She now lives with her husband on a country estate in the wilderness of British Columbia, devoting all her time to writing.
I was asked to name four writers who influenced me most. When I was a child, my father, an avid reader, gave me the collected works of Karl May, the beloved German writer of travel adventure novels. I began with ‘Winnetou’, and was immediately hooked on the joy of immersing myself into a story. As a teenager, I discovered Stephen King, reading ‘Carrie’ first, an experience which sparked my love for dark tales of misunderstood youth, strange phenomena and broken spirits. This path was further explored by reading a gazillion psychological novels. Gone Girl by Gillian Flynn comes to mind, a book I must have read three times already. And final, the crowning number one of great authors who inspire me is Chris Bohjalian. Reading his novel Midwives made me shiver with desire to reach his level of what I call word-mastery.
Of course, there are many more writers worthy of mention, but those four always have a place in my heart. Thinking about the seemingly rather odd mix now (a long dead mind-adventurer, a very much alive master of mystery, an explorer of dark secrets, a literary artist) I realize the combination makes sense when I look at my own writing to date. Entertain, create suspense – and, do it well, that’s what writing is all about.
Mine Forever: A Survivor Psychological Thriller
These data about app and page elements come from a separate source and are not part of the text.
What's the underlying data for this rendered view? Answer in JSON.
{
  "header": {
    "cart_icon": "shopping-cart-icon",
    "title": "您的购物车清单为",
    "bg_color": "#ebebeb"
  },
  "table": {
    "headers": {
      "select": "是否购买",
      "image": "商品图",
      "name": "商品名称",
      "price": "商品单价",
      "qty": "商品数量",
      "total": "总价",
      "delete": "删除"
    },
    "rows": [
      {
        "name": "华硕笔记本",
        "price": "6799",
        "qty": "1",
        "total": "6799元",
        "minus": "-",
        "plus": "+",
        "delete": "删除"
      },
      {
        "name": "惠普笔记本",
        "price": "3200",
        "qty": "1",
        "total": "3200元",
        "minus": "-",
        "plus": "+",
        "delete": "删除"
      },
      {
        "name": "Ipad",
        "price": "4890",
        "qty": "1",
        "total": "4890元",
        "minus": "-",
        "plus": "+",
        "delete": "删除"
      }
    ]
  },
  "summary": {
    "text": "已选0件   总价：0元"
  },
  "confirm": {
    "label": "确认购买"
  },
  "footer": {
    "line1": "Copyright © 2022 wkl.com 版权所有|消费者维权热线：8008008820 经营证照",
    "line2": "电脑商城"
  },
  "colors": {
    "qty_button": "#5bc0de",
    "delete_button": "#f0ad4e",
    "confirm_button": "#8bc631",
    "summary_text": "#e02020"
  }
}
Relief. He is there. He’ll be able to drive me back to Johanna. Damn Dieter. I placed my foot on the ladder and carefully made my way down, one step at a time. This damn thing is making a noise like a baby rattle. How old are those anchors that secure it to the earthen wall of the manhole anyway? Can’t be trusted. Going back up crossed my mind but then Kurt called again, reassuring me. “I really need a hand down here,” he yelled. The deeper I went, the narrower the space around me got, with the light from above fading fast. What am I doing climbing into this hellhole right into Satan’s maw? And there he was, standing at the last rung, holding the ladder for me, shining the lamp above his helmet right into my face.